Page and application data records =>
--------------------------------
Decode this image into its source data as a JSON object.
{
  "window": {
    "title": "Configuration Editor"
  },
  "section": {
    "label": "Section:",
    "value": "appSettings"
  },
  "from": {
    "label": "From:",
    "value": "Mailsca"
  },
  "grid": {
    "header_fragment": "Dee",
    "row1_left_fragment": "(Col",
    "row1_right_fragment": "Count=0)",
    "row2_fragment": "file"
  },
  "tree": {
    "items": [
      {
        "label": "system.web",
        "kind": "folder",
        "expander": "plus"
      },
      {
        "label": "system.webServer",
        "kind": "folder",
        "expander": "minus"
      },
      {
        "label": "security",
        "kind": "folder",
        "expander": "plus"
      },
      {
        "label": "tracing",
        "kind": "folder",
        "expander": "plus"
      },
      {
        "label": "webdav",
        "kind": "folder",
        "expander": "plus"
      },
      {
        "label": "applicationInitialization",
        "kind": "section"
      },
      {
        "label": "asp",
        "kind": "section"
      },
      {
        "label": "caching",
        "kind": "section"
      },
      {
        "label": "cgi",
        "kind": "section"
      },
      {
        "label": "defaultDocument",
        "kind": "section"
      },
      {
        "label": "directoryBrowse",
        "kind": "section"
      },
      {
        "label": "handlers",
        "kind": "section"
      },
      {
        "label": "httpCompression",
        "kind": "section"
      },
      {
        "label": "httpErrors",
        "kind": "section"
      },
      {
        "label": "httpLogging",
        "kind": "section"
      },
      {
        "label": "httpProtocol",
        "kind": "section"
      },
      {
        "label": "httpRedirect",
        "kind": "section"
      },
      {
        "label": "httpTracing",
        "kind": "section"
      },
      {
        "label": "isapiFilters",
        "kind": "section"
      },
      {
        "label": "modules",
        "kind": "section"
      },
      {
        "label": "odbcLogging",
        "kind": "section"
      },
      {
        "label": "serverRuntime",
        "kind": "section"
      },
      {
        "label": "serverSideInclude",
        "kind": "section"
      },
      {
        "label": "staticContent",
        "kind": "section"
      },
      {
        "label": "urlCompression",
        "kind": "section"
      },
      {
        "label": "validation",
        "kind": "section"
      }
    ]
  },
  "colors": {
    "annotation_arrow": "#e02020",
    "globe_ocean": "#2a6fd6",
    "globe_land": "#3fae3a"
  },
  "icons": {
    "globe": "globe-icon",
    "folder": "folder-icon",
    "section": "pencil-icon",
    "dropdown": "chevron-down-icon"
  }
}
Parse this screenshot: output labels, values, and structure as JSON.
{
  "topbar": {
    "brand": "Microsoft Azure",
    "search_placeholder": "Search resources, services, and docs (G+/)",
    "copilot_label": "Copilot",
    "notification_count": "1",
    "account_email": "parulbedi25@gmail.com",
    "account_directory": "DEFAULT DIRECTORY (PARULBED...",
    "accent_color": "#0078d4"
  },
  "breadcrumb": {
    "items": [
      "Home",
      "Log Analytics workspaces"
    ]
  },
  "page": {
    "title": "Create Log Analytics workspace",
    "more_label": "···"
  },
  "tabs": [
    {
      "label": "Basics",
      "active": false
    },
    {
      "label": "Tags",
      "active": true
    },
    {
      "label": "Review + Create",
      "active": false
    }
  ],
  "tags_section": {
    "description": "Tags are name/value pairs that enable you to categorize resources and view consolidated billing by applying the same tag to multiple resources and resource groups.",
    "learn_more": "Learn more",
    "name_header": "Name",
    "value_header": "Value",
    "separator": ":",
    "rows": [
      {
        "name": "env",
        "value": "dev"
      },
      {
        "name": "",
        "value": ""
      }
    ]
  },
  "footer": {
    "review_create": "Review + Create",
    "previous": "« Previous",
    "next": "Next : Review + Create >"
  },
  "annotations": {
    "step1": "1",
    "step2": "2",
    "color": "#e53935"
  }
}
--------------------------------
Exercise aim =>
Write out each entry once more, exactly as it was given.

Task solution =>
Decode this image into its source data as a JSON object.
{
  "window": {
    "title": "Configuration Editor"
  },
  "section": {
    "label": "Section:",
    "value": "appSettings"
  },
  "from": {
    "label": "From:",
    "value": "Mailsca"
  },
  "grid": {
    "header_fragment": "Dee",
    "row1_left_fragment": "(Col",
    "row1_right_fragment": "Count=0)",
    "row2_fragment": "file"
  },
  "tree": {
    "items": [
      {
        "label": "system.web",
        "kind": "folder",
        "expander": "plus"
      },
      {
        "label": "system.webServer",
        "kind": "folder",
        "expander": "minus"
      },
      {
        "label": "security",
        "kind": "folder",
        "expander": "plus"
      },
      {
        "label": "tracing",
        "kind": "folder",
        "expander": "plus"
      },
      {
        "label": "webdav",
        "kind": "folder",
        "expander": "plus"
      },
      {
        "label": "applicationInitialization",
        "kind": "section"
      },
      {
        "label": "asp",
        "kind": "section"
      },
      {
        "label": "caching",
        "kind": "section"
      },
      {
        "label": "cgi",
        "kind": "section"
      },
      {
        "label": "defaultDocument",
        "kind": "section"
      },
      {
        "label": "directoryBrowse",
        "kind": "section"
      },
      {
        "label": "handlers",
        "kind": "section"
      },
      {
        "label": "httpCompression",
        "kind": "section"
      },
      {
        "label": "httpErrors",
        "kind": "section"
      },
      {
        "label": "httpLogging",
        "kind": "section"
      },
      {
        "label": "httpProtocol",
        "kind": "section"
      },
      {
        "label": "httpRedirect",
        "kind": "section"
      },
      {
        "label": "httpTracing",
        "kind": "section"
      },
      {
        "label": "isapiFilters",
        "kind": "section"
      },
      {
        "label": "modules",
        "kind": "section"
      },
      {
        "label": "odbcLogging",
        "kind": "section"
      },
      {
        "label": "serverRuntime",
        "kind": "section"
      },
      {
        "label": "serverSideInclude",
        "kind": "section"
      },
      {
        "label": "staticContent",
        "kind": "section"
      },
      {
        "label": "urlCompression",
        "kind": "section"
      },
      {
        "label": "validation",
        "kind": "section"
      }
    ]
  },
  "colors": {
    "annotation_arrow": "#e02020",
    "globe_ocean": "#2a6fd6",
    "globe_land": "#3fae3a"
  },
  "icons": {
    "globe": "globe-icon",
    "folder": "folder-icon",
    "section": "pencil-icon",
    "dropdown": "chevron-down-icon"
  }
}
Parse this screenshot: output labels, values, and structure as JSON.
{
  "topbar": {
    "brand": "Microsoft Azure",
    "search_placeholder": "Search resources, services, and docs (G+/)",
    "copilot_label": "Copilot",
    "notification_count": "1",
    "account_email": "parulbedi25@gmail.com",
    "account_directory": "DEFAULT DIRECTORY (PARULBED...",
    "accent_color": "#0078d4"
  },
  "breadcrumb": {
    "items": [
      "Home",
      "Log Analytics workspaces"
    ]
  },
  "page": {
    "title": "Create Log Analytics workspace",
    "more_label": "···"
  },
  "tabs": [
    {
      "label": "Basics",
      "active": false
    },
    {
      "label": "Tags",
      "active": true
    },
    {
      "label": "Review + Create",
      "active": false
    }
  ],
  "tags_section": {
    "description": "Tags are name/value pairs that enable you to categorize resources and view consolidated billing by applying the same tag to multiple resources and resource groups.",
    "learn_more": "Learn more",
    "name_header": "Name",
    "value_header": "Value",
    "separator": ":",
    "rows": [
      {
        "name": "env",
        "value": "dev"
      },
      {
        "name": "",
        "value": ""
      }
    ]
  },
  "footer": {
    "review_create": "Review + Create",
    "previous": "« Previous",
    "next": "Next : Review + Create >"
  },
  "annotations": {
    "step1": "1",
    "step2": "2",
    "color": "#e53935"
  }
}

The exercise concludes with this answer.